In August 2018, The Daily Telegraph published a satirical article by Johnson criticising the then newly implemented Danish law against the wearing of the burqa or niqab. In it, he defended the right of women to wear whatever they chose. He agreed that the burqa is oppressive and that "it is weird and bullying to expect women to cover their faces" and also commented that he could "find no scriptural authority for the practice in the Koran" and that it seemed "absolutely ridiculous that people should choose to go around looking like letter boxes" and that "[i]f a female student turned up at school or at a university lecture looking like a bank robber" that he "should feel fully entitled – like Jack Straw – to ask her to remove it so that [he] could talk to her properly." The Muslim Council of Britain (MCM) accused Johnson of "pandering to the far right", while Conservative peer Baroness Warsi accused him of dog-whistle politics. Several senior Conservatives, including May, called on Johnson to apologise. Others, such as MP Nadine Dorries, argued that his comments did not go far enough and that face veils should be banned. A Sky News poll found 60% thought Johnson's comments were not racist, to 33% who did; 48% thought he should not apologise, while 45% thought he should. An independent panel was set up to review Johnson's comments. In December, the panel cleared him of wrongdoing, stating that while his language could be considered "provocative", he was "respectful and tolerant" and was fully entitled to use "satire" to make his point.More Info

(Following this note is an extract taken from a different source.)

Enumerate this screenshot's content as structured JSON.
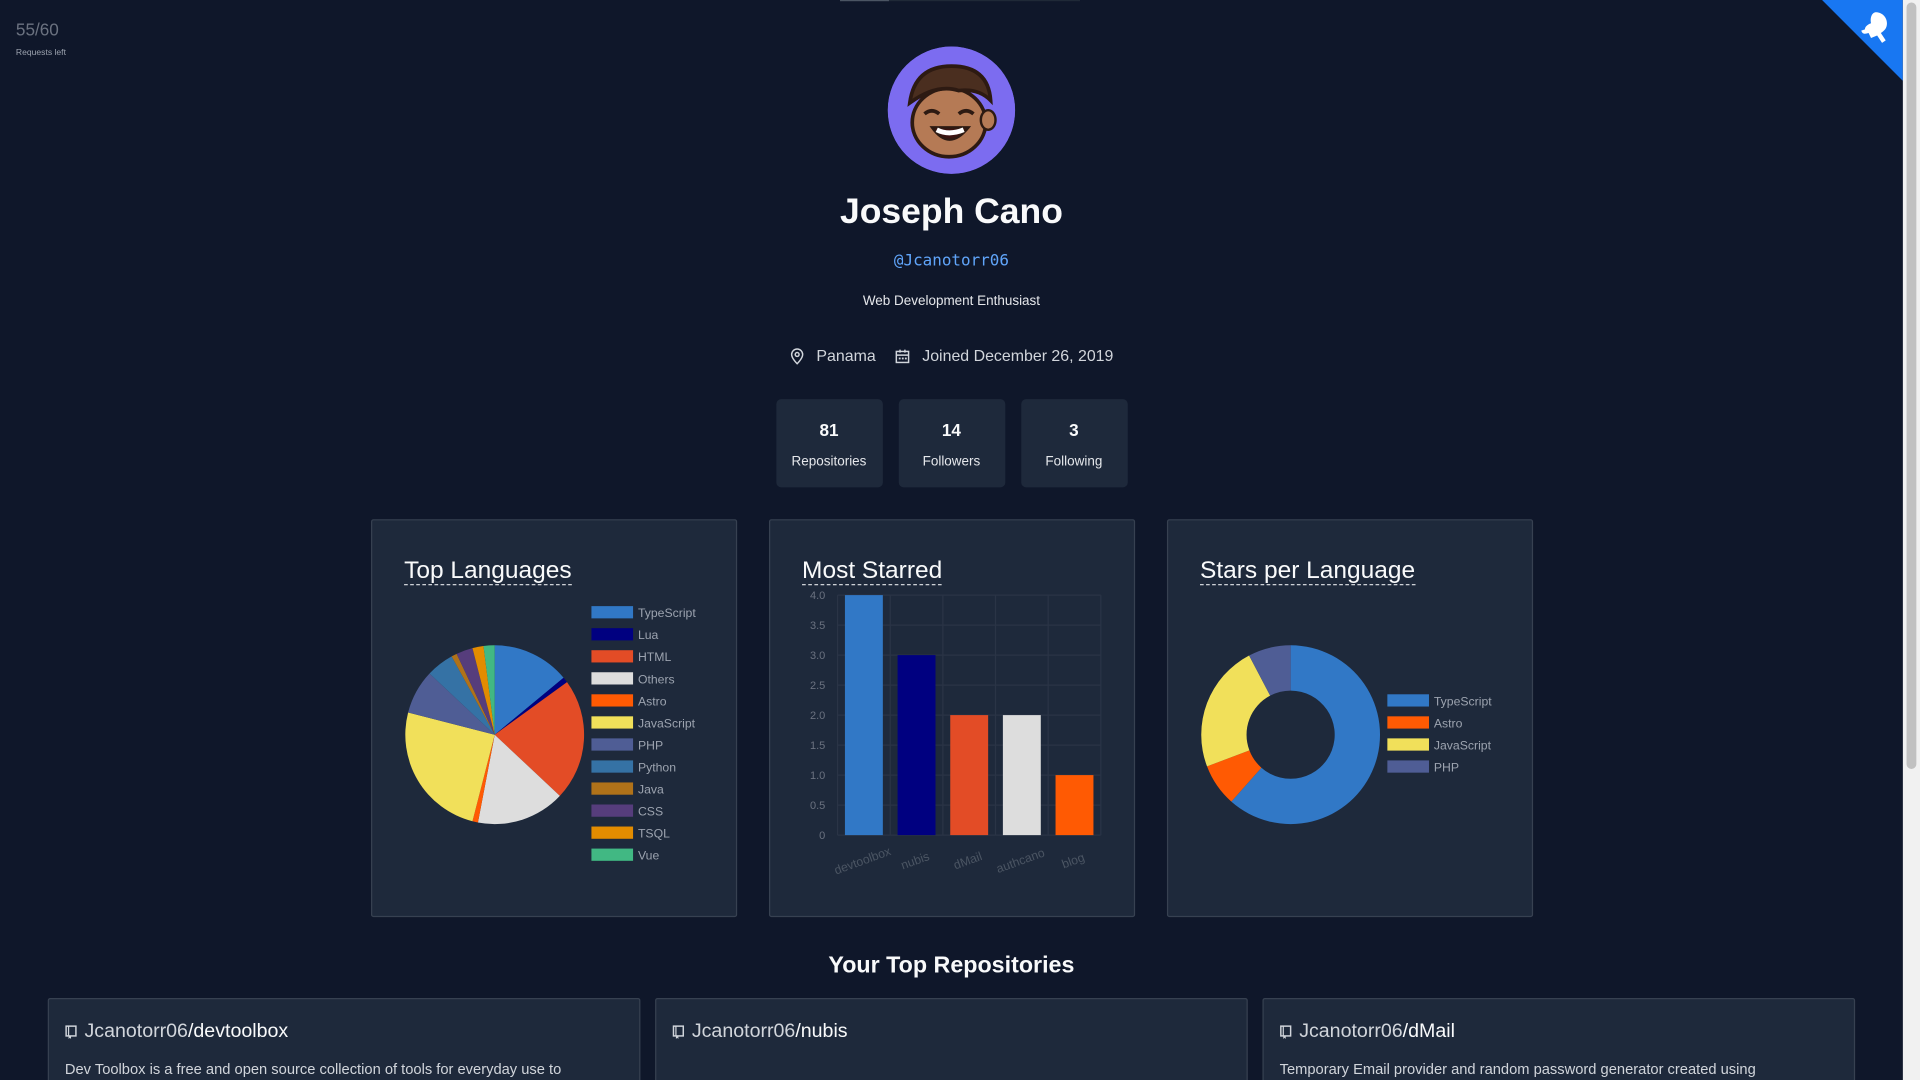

By resigning as Foreign Secretary, Johnson returned to the role of a backbench MP. In July, Johnson delivered a resignation speech, stating that ministers were "saying one thing to the EU about what we are really doing, and pretending another to the electorate". In it, he said that "it is not too late to save Brexit. We have time in these negotiations. We have changed tack once and we can change once again". Buzzfeed reported that Johnson had been in contact with Steve Bannon, Donald Trump's former chief adviser. In interviews, Bannon had praised Johnson and said that he should challenge Theresa May for the party leadership. In January 2019, Johnson came under criticism for remarks he had made during the 2016 Leave campaign regarding the prospect of Turkish accession to the European Union; he denied making such remarks. In March 2019, Johnson said that expenditure on investigating historic allegations of child abuse, instead of more police on the streets, was money "spaffed up the wall". This was strongly criticised by a victim, anti-abuse organisations, a police chief and Shadow police minister Louise Haigh.More Info
We don't show ads. Help us keep it that way.